Astor was a fixture of New York society before she died in 2007 at 105. She had inherited her money from her third husband, Vincent Astor, a great-great-grandson of real estate and fur magnate John Jacob Astor, one of the United States' first multimillionaires.

60 Minutes: Brooke Astor, the First Lady of New York

Marshall arrived in the courtroom Friday in a wheelchair with his wife, Charlene, crying and caressing his shoulder. He declined to speak during the brief proceeding, looking downward but showing little reaction.

The judge read parts of a letter from one of Marshall's sons, Alex, urging the court to spare him prison.

"Please consider all the good that my father has done for this country. ... My father once said, about the events that happened before the case, that, `you can't change the past,"' Bartley quoted the letter as saying, urging Marshall to allow his son to get back in contact with him.

Prosecutors said Marshall, a decorated World War II veteran and former U.S. ambassador, exploited his mother's failing mind to loot her millions. After she was diagnosed with Alzheimer's disease, he bought himself pricey gifts, including a $920,000 yacht, with her money; took valuable artwork off her walls; and engineered changes to her will that gave him control of most of her estate, including millions that had previously been earmarked for her favorite charities, the Manhattan district attorney's office said.

Marshall's lawyers said that she knowingly changed her will to benefit her only child and that he had legal authority for gifts he gave himself from her money. His lawyers and doctors also have said that a prison term could kill Marshall, saying he suffers from Parkinson's disease, depends on a wheelchair and can't get out of bed, go to the bathroom, bathe, or dress himself without help.

After losing a series of appeals, lawyers for Marshall and co-defendant Francis Morrissey Jr., a former estates lawyer convicted of forging Astor's signature on a change to her will, filed papers last week seeking a new trial and asking that both remain free. Supreme Court Justice A. Kirke Bartley rejected that request and sent Morrissey, 72, to prison on Thursday.

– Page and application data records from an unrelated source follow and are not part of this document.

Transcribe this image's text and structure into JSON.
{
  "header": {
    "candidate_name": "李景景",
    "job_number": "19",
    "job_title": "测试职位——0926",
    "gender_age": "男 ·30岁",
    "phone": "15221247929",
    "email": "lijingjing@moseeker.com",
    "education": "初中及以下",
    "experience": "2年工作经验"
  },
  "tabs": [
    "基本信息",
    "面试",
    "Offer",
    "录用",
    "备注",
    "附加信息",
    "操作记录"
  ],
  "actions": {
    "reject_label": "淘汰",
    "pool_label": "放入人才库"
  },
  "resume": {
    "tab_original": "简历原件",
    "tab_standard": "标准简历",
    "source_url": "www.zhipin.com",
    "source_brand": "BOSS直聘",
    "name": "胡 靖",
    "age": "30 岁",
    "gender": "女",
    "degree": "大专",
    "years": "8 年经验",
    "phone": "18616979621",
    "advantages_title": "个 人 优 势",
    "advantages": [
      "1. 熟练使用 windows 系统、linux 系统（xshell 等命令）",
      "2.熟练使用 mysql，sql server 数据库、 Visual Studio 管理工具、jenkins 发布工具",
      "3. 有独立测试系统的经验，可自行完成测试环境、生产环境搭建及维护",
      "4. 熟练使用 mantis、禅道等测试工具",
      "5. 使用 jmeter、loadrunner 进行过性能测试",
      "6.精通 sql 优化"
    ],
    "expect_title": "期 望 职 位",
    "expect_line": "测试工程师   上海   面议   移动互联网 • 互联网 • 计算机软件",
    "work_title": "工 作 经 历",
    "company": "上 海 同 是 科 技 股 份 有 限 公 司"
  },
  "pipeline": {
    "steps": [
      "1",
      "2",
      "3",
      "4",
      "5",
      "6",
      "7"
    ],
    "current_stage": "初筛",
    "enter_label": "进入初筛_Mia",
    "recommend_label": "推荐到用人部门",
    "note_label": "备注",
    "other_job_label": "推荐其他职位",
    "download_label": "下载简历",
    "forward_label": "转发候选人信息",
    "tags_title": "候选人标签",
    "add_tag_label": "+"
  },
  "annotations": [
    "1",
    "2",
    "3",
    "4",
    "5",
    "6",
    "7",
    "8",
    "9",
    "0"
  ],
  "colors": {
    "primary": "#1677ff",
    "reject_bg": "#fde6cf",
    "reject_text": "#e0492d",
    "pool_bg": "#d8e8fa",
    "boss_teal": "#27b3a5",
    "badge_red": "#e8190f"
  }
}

Morrissey's lawyers indicated they would continue an appeal that hinges on a sworn statement from juror Judi DeMarco, who said she felt threatened when another juror made hostile gestures, cursed at her and started toward her during deliberations. DeMarco said she then felt demoralized when she asked to get off the jury but Bartley instead told the panel to keep deliberating civilly.

"I was tired and beaten and felt totally alone" and finally "acquiesced in guilty verdicts that I did not in good conscience believe were legitimate," DeMarco, herself an attorney, said in the June 8 statement.

Her claims were part of Marshall's and Morrissey's unsuccessful appeals; the state court's Appellate Division concluded the jury tensions "appeared to resolve themselves, and there is no reason to believe that the ultimate unanimous verdict, confirmed by polling (asking whether each juror agreed with the verdict), was the result of coercion." But the defense lawyers argued the new statement merited at least a hearing.

Complete coverage of Anthony Marshall on Crimesider

  • Crimesider Staff

Comments

Follow Us